Funded by local and foreign financial institutions, as well as private investors, to the tune of 200 billion Nigerian Naira, or just over $1 billion, the WTC Abuja will be the largest mixed-use development in West Africa. It will join a network of 323 locations in 89 countries, started in 1970 with the inauguration of the first World Trade Center in New York City.
According to CNN, WTC Abuja has been under development since 2010, on a lot spanning over six million square feet in the Central Business Area of the capital.
The location offers easy access to the city center and the airport, with a dual-carriage highway surrounding the site and a new light rail system currently under construction.
On the Ups and Downs of the project Adekunle Salau, Ernst & Young Advisory Leader for West Africa noted that though Abuja and Lagos will benefit from this project, but it boost prices of properties in the already priced capital.
"There is no doubt that Abuja and Lagos will benefit tremendously from high end commercial and residential real estates," Salau told CNN.
"My expectation is that if this is executed to plan, Abuja will be able to host world class conferences and compete favorably with Johannesburg and Cape town for international events.
"It may also moderate the cost of hotels and rents in Abuja, but more importantly it should add significantly to the economic development of the capital, creating employment in the service and retail sectors.
"The downside is that it can also be artificially priced,thereby continuing heat up the already high cost of Abuja properties and secondly, the amenities may not be developed to the quality expected from the WTA brand."
Abuja is Nigeria's capital city, a role for which it was purposely built starting in 1976, much in the same way as Brasilia for Brazil and Canberra for Australia.

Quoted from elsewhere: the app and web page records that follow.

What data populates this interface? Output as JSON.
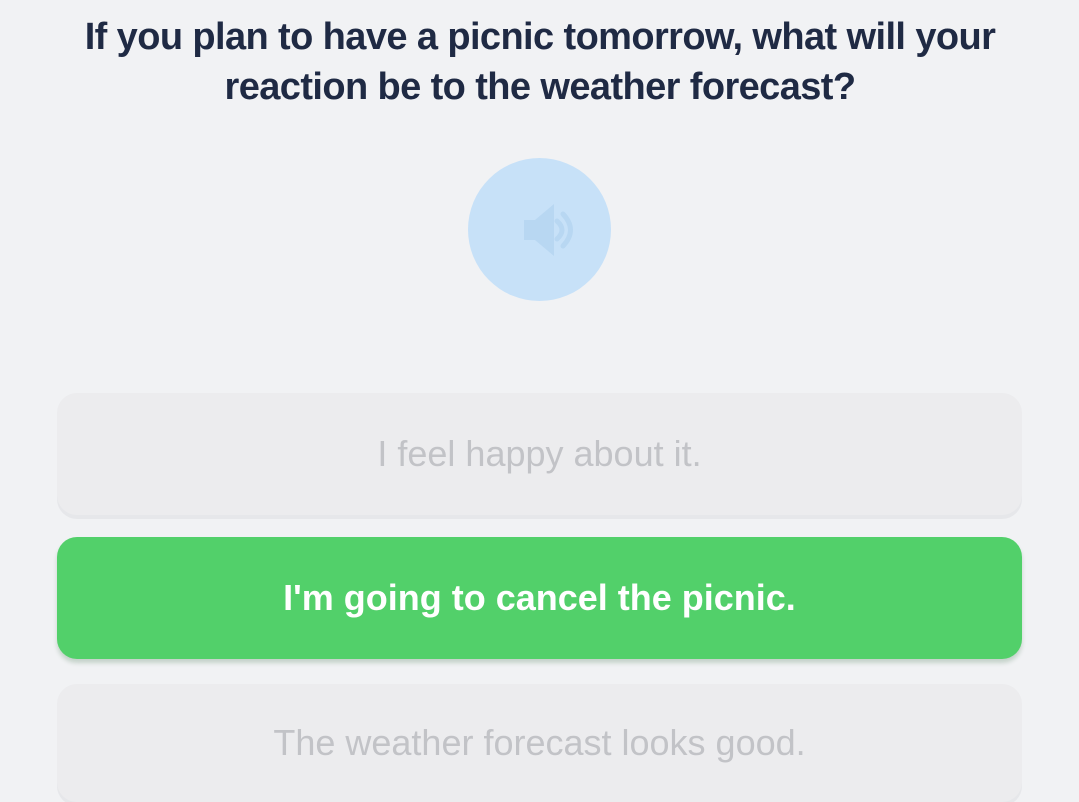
{
  "question": {
    "text": "If you plan to have a picnic tomorrow, what will your reaction be to the weather forecast?"
  },
  "audio": {
    "icon": "speaker-icon",
    "color": "#c7e1f8"
  },
  "options": [
    {
      "label": "I feel happy about it.",
      "state": "disabled"
    },
    {
      "label": "I'm going to cancel the picnic.",
      "state": "selected",
      "color": "#52d06a"
    },
    {
      "label": "The weather forecast looks good.",
      "state": "disabled"
    }
  ]
}
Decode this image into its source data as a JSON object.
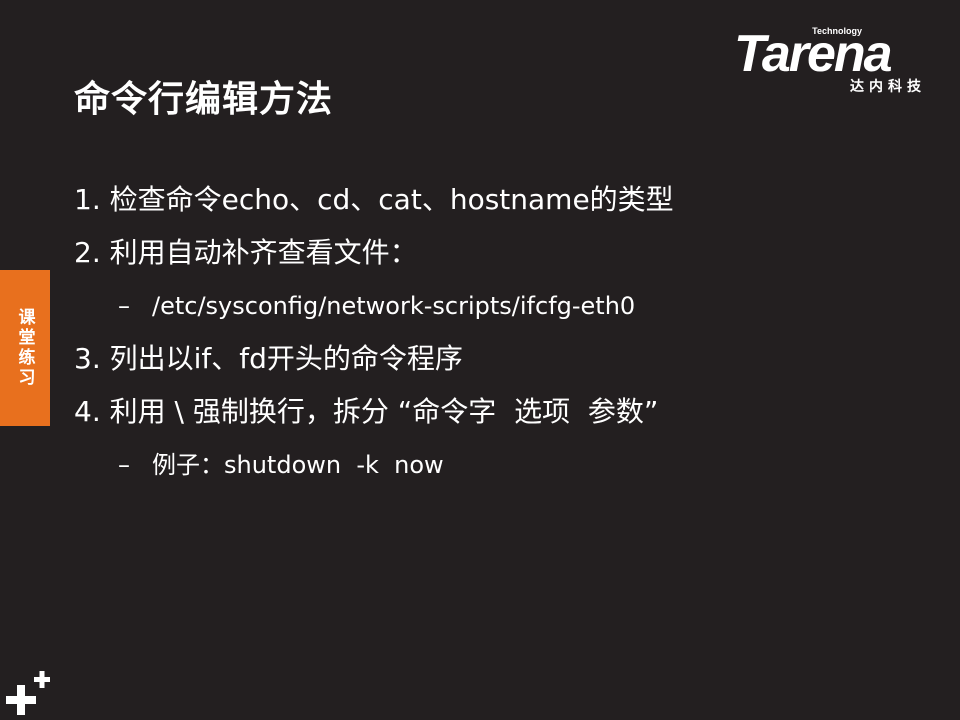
{
  "slide": {
    "title": "命令行编辑方法"
  },
  "logo": {
    "tagline": "Technology",
    "brand": "Tarena",
    "chinese": "达内科技"
  },
  "side_tab": {
    "label": "课堂练习"
  },
  "content": {
    "items": [
      {
        "marker": "1.",
        "text": "检查命令echo、cd、cat、hostname的类型"
      },
      {
        "marker": "2.",
        "text": "利用自动补齐查看文件："
      },
      {
        "marker": "–",
        "text": "/etc/sysconfig/network-scripts/ifcfg-eth0"
      },
      {
        "marker": "3.",
        "text": "列出以if、fd开头的命令程序"
      },
      {
        "marker": "4.",
        "text": "利用 \\ 强制换行，拆分 “命令字  选项  参数”"
      },
      {
        "marker": "–",
        "text": "例子：shutdown  -k  now"
      }
    ]
  },
  "colors": {
    "background": "#231f20",
    "accent": "#e8701e",
    "text": "#ffffff"
  },
  "icons": {
    "corner": "plus-icon"
  }
}
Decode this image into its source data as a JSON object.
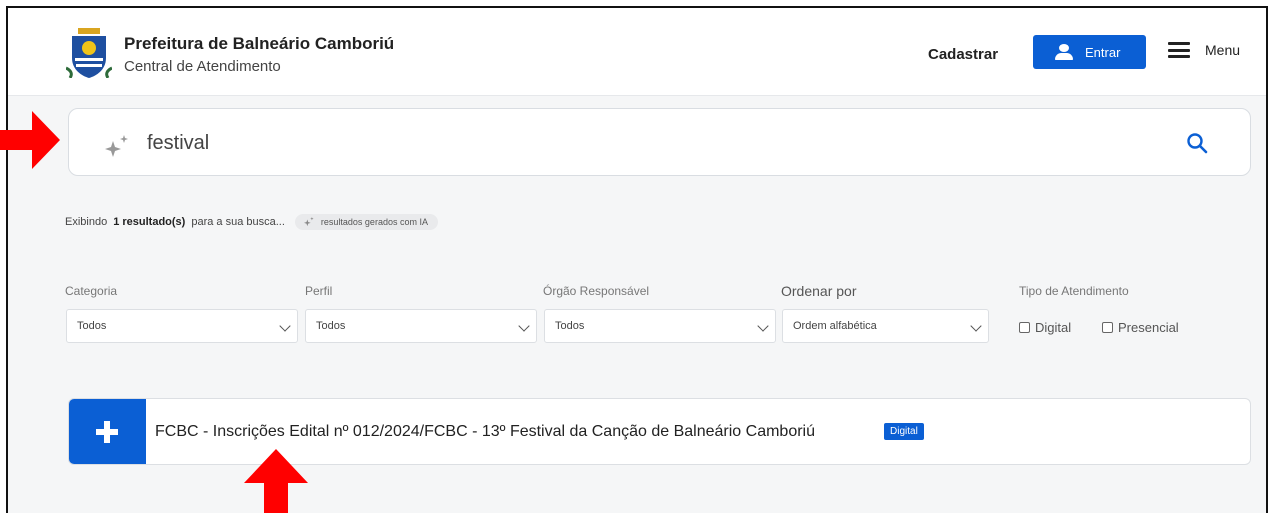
{
  "header": {
    "brand_title": "Prefeitura de Balneário Camboriú",
    "brand_subtitle": "Central de Atendimento",
    "register_label": "Cadastrar",
    "login_label": "Entrar",
    "menu_label": "Menu"
  },
  "search": {
    "value": "festival",
    "placeholder": ""
  },
  "summary": {
    "prefix": "Exibindo",
    "count_text": "1 resultado(s)",
    "suffix": "para a sua busca...",
    "ai_chip": "resultados gerados com IA"
  },
  "filters": {
    "category": {
      "label": "Categoria",
      "value": "Todos"
    },
    "profile": {
      "label": "Perfil",
      "value": "Todos"
    },
    "agency": {
      "label": "Órgão Responsável",
      "value": "Todos"
    },
    "sort": {
      "label": "Ordenar por",
      "value": "Ordem alfabética"
    },
    "service_type": {
      "label": "Tipo de Atendimento",
      "digital": "Digital",
      "in_person": "Presencial"
    }
  },
  "results": [
    {
      "title": "FCBC - Inscrições Edital nº 012/2024/FCBC - 13º Festival da Canção de Balneário Camboriú",
      "badge": "Digital"
    }
  ],
  "colors": {
    "accent": "#0b5fd4",
    "annotation": "#ff0000"
  },
  "icons": [
    "crest-logo-icon",
    "user-icon",
    "hamburger-menu-icon",
    "sparkle-icon",
    "search-icon",
    "chevron-down-icon",
    "plus-icon",
    "arrow-right-icon",
    "arrow-up-icon"
  ]
}
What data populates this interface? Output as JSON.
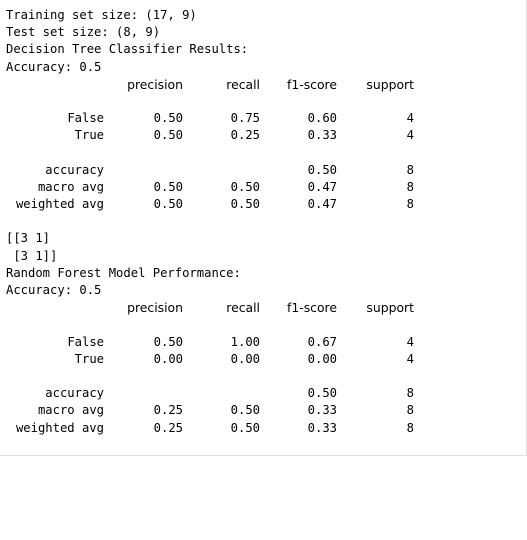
{
  "output": {
    "train_line": "Training set size: (17, 9)",
    "test_line": "Test set size: (8, 9)",
    "dt_title": "Decision Tree Classifier Results:",
    "dt_accuracy": "Accuracy: 0.5",
    "dt_report": {
      "headers": [
        "precision",
        "recall",
        "f1-score",
        "support"
      ],
      "rows": [
        {
          "label": "False",
          "precision": "0.50",
          "recall": "0.75",
          "f1": "0.60",
          "support": "4"
        },
        {
          "label": "True",
          "precision": "0.50",
          "recall": "0.25",
          "f1": "0.33",
          "support": "4"
        }
      ],
      "summary": [
        {
          "label": "accuracy",
          "precision": "",
          "recall": "",
          "f1": "0.50",
          "support": "8"
        },
        {
          "label": "macro avg",
          "precision": "0.50",
          "recall": "0.50",
          "f1": "0.47",
          "support": "8"
        },
        {
          "label": "weighted avg",
          "precision": "0.50",
          "recall": "0.50",
          "f1": "0.47",
          "support": "8"
        }
      ]
    },
    "confusion_line1": "[[3 1]",
    "confusion_line2": " [3 1]]",
    "rf_title": "Random Forest Model Performance:",
    "rf_accuracy": "Accuracy: 0.5",
    "rf_report": {
      "headers": [
        "precision",
        "recall",
        "f1-score",
        "support"
      ],
      "rows": [
        {
          "label": "False",
          "precision": "0.50",
          "recall": "1.00",
          "f1": "0.67",
          "support": "4"
        },
        {
          "label": "True",
          "precision": "0.00",
          "recall": "0.00",
          "f1": "0.00",
          "support": "4"
        }
      ],
      "summary": [
        {
          "label": "accuracy",
          "precision": "",
          "recall": "",
          "f1": "0.50",
          "support": "8"
        },
        {
          "label": "macro avg",
          "precision": "0.25",
          "recall": "0.50",
          "f1": "0.33",
          "support": "8"
        },
        {
          "label": "weighted avg",
          "precision": "0.25",
          "recall": "0.50",
          "f1": "0.33",
          "support": "8"
        }
      ]
    }
  }
}
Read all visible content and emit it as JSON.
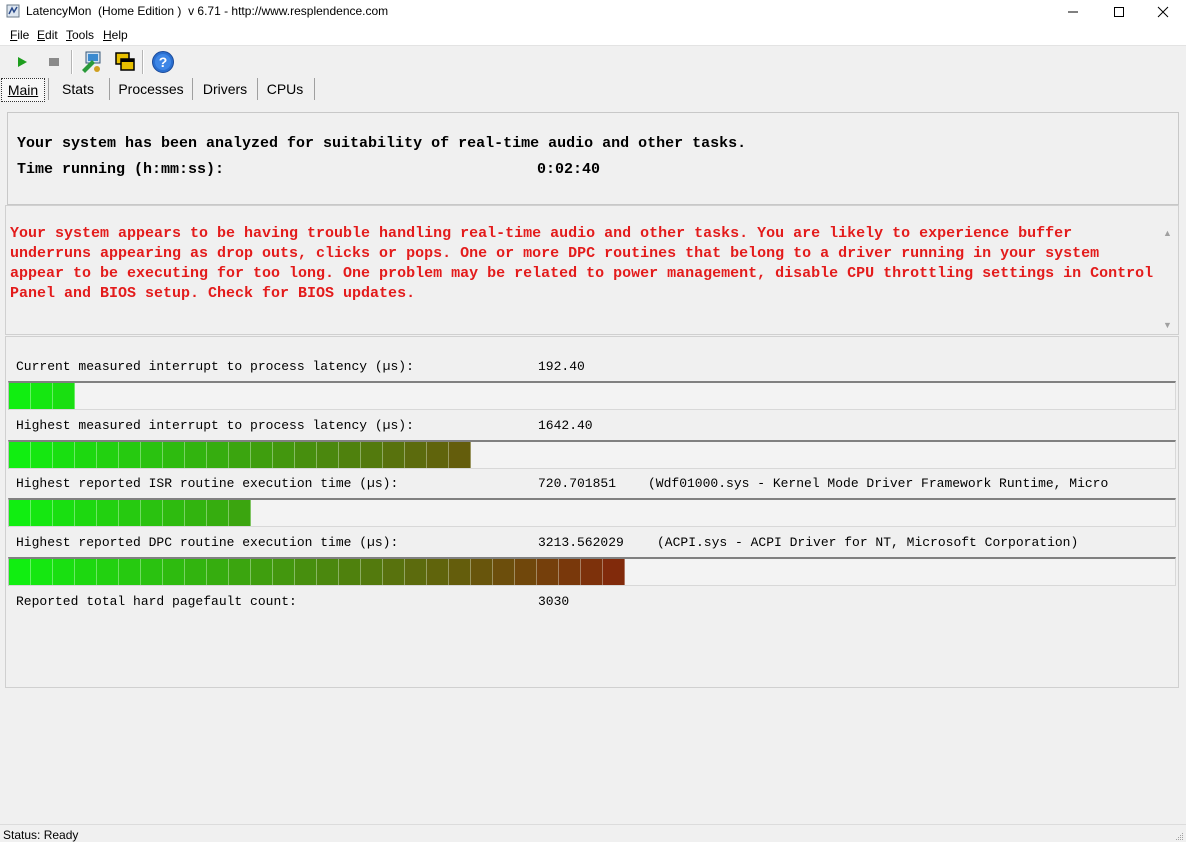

Its physical location in the middle of the country is a good metaphor for its neutral role of unity.